A decade after coming to power in a coup that ousted Mohamed Morsi, Egypt's President Abdel Fattah el-Sisi is poised to run for a third term, enabled by constitutional amendments in 2019.
Born in Cairo on November 19, 1954, Sisi rose to prominence in 2012 when he assumed key roles as army chief and defense minister, succeeding Field Marshal Mohamed Hussein Tantawi.
But Sisi’s appointment by Egypt’s first non-military, Islamist president also sparked reports that the new army chief had links to the Muslim Brotherhood.
Despite concerns about his potential ties to the Muslim Brotherhood, Sisi also maintained strong connections with the US military.

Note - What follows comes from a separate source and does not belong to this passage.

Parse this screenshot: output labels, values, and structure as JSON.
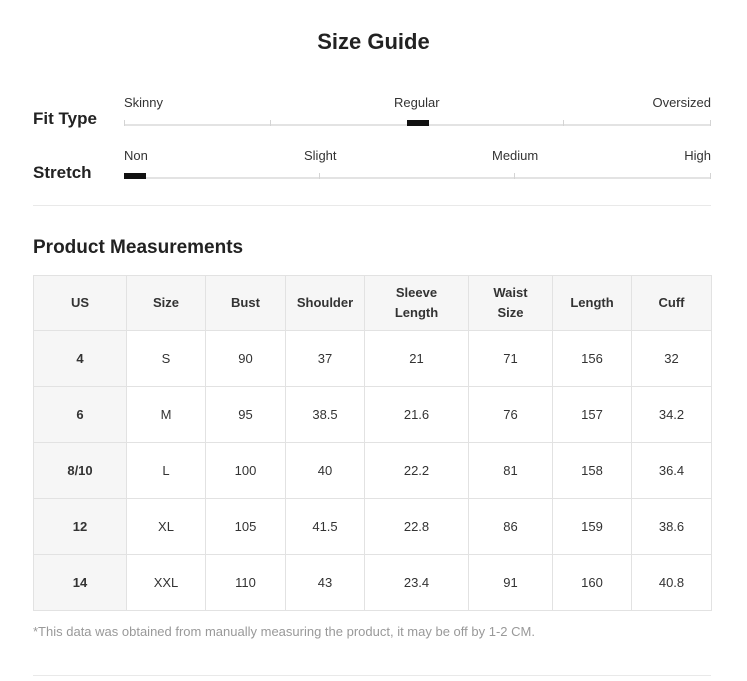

His popularity has recently experienced a surge, particularly among secular and liberal Egyptians, indicating a noteworthy shift in public sentiment.
In the upcoming election, Egyptians over 18 will choose from four candidates, including Sisi, who has been in power since 2013.
The former defence minister is the clear favourite, despite overseeing a rapidly declining economy and facing criticism from Western partners and rights groups over his human rights record.
Sisi's tenure has been characterized by a severe crackdown on dissent across the political spectrum, leading to the detention of tens of thousands, including leaders of the Muslim Brotherhood and liberal activists.
Over the last two months, Amnesty International has found that the Egyptian government arrested at least 196 people on charges related to participating in unauthorised protests, spreading fake news and terrorism.
While critics argue that the crackdown targets a broad range of voices, Sisi and his supporters assert that it aims to combat extremism and sabotage against the state.